Published: February 21, 2020


Unpacking the puzzle of why Irish families stuck together in the face of the huge economic shock of the country’s deep recession of 2008-2011 is a key research question for Life Course Centre Visitor Dr Carmel Hannan.

A lecturer in the Department of Sociology at Ireland’s University of Limerick, Dr Hannan is currently visiting the Life Course Centre at the Institute for Social Science Research at The University of Queensland. She will also be visiting the Centre’s node at the Melbourne Institute of Applied Economic and Social Research at the University of Melbourne.

Dr Hannan presented a Life Course Centre-ISSR seminar and is engaging with our researchers and students, hosting a workshop, and providing research advice, insights and mentoring. Her research focusses on family stratification issues, particularly as they relate to class dynamics, including the effects of family structure on child and family well-being over the life course. This provides strong synergies with the Life Course Centre’s research focus on investigating deep and persistent disadvantage across families and generations.

In her seminar, Dr Hannan provided an overview of her current research with Professor Ross MacMillan on the impact of the 2008-2011 recession on families in the Republic of Ireland. This study compares the experience of Irish families during the recession with those in Northern Ireland, Scotland, Wales and England. Specifically, it seeks to examine why Irish families stuck together, when such an economic shock typically results in an increase in family dissolutions – as was the case in the other countries in the comparative analysis.

The study followed families through longitudinal data from the Growing Up In Ireland child cohort, and comparable data from the UK Millennium child cohort. The timing of the data collection coincided with the recession, providing a unique window into the relationship between economic shock and family dissolution. The study showed that, compared to families in the other countries, Irish families had a much lower rate of family dissolution despite the sharp declines in family incomes experienced during the recession.

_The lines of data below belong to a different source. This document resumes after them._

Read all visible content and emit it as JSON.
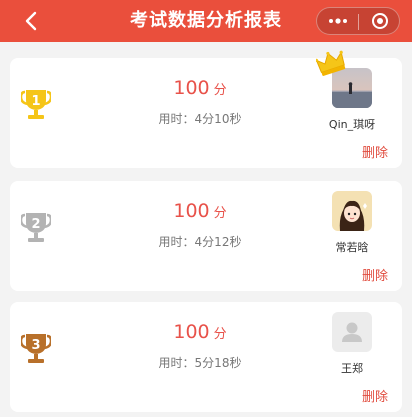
{
  "header": {
    "title": "考试数据分析报表",
    "back_icon": "chevron-left-icon",
    "more_icon": "more-dots-icon",
    "close_icon": "target-close-icon",
    "bg_color": "#ea4f3c"
  },
  "records": [
    {
      "rank": "1",
      "medal": "gold",
      "score": "100",
      "score_unit": "分",
      "time": "用时：4分10秒",
      "name": "Qin_琪呀",
      "has_crown": true,
      "delete_label": "删除"
    },
    {
      "rank": "2",
      "medal": "silver",
      "score": "100",
      "score_unit": "分",
      "time": "用时：4分12秒",
      "name": "常若晗",
      "has_crown": false,
      "delete_label": "删除"
    },
    {
      "rank": "3",
      "medal": "bronze",
      "score": "100",
      "score_unit": "分",
      "time": "用时：5分18秒",
      "name": "王郑",
      "has_crown": false,
      "delete_label": "删除"
    }
  ],
  "colors": {
    "gold": "#f5c518",
    "silver": "#b3b3b3",
    "bronze": "#b8702a",
    "accent": "#e8524a"
  }
}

“While the recession was most severe in Ireland, Irish families were largely immune from the negative consequences of income loss,” Dr Hannan said. “So what is it about the Irish context that made families resilient?” This ‘Irish exceptionalism’ was likely the result of a number of interrelated factors requiring deeper investigation.

Irish men were hardest hit by income loss, although many women returned to work to help stabilise household incomes. Irish families benefitted from higher levels of home ownership and managed to maintain their mortgages through the recession, entrenching the family home as ‘the glue’ binding Irish families together. Other cultural and religious factors that could also have been at play include an underlying Catholic ethos of ‘sticking together’ and an accumulation of ideology, habits and rituals passed between generations that influence how the Irish ‘do’ families.

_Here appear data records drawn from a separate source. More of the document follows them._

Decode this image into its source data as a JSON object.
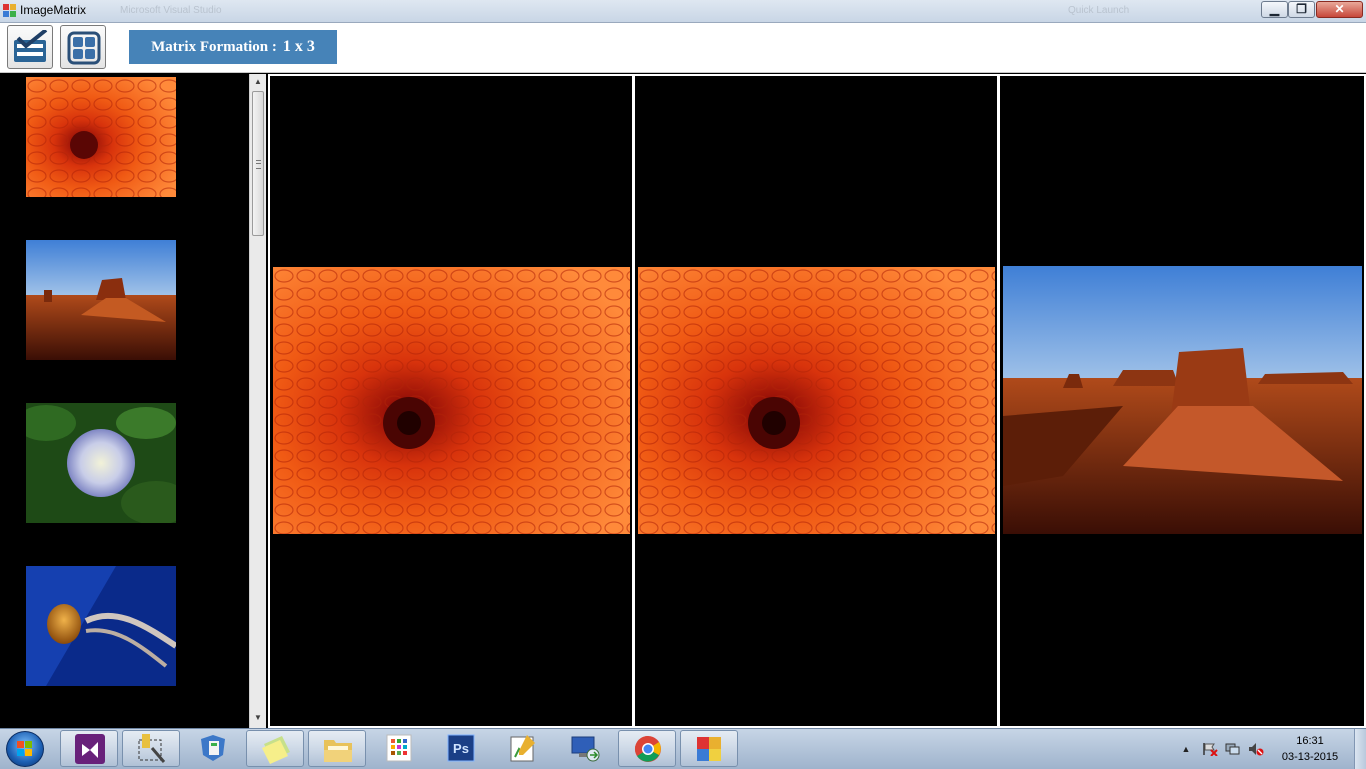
{
  "window": {
    "title": "ImageMatrix",
    "background_title": "Microsoft Visual Studio",
    "background_search": "Quick Launch",
    "buttons": {
      "minimize": "minimize-icon",
      "restore": "restore-icon",
      "close": "close-icon"
    }
  },
  "toolbar": {
    "tools": [
      {
        "name": "select-images-button",
        "icon": "checklist-icon"
      },
      {
        "name": "matrix-layout-button",
        "icon": "grid-icon"
      }
    ],
    "matrix_formation": {
      "label": "Matrix Formation :",
      "value": "1 x 3"
    },
    "label_color": "#4683b8"
  },
  "thumbnails": [
    {
      "name": "chrysanthemum",
      "kind": "flower-orange"
    },
    {
      "name": "desert",
      "kind": "desert"
    },
    {
      "name": "hydrangeas",
      "kind": "hydrangea"
    },
    {
      "name": "jellyfish",
      "kind": "jellyfish"
    }
  ],
  "matrix": {
    "rows": 1,
    "columns": 3,
    "cells": [
      {
        "image": "chrysanthemum"
      },
      {
        "image": "chrysanthemum"
      },
      {
        "image": "desert"
      }
    ]
  },
  "taskbar": {
    "pinned": [
      {
        "name": "visual-studio-icon"
      },
      {
        "name": "selection-tool-icon"
      },
      {
        "name": "shield-app-icon"
      },
      {
        "name": "sticky-notes-icon"
      },
      {
        "name": "file-explorer-icon"
      },
      {
        "name": "metro-app-icon"
      },
      {
        "name": "photoshop-icon",
        "text": "Ps"
      },
      {
        "name": "editor-icon"
      },
      {
        "name": "remote-desktop-icon"
      },
      {
        "name": "chrome-icon"
      },
      {
        "name": "image-matrix-icon"
      }
    ],
    "clock": {
      "time": "16:31",
      "date": "03-13-2015"
    }
  }
}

Pictured (from left): Life Course Centre Director Professor Janeen Baxter with Dr Carmel Hannan of the University of Limerick.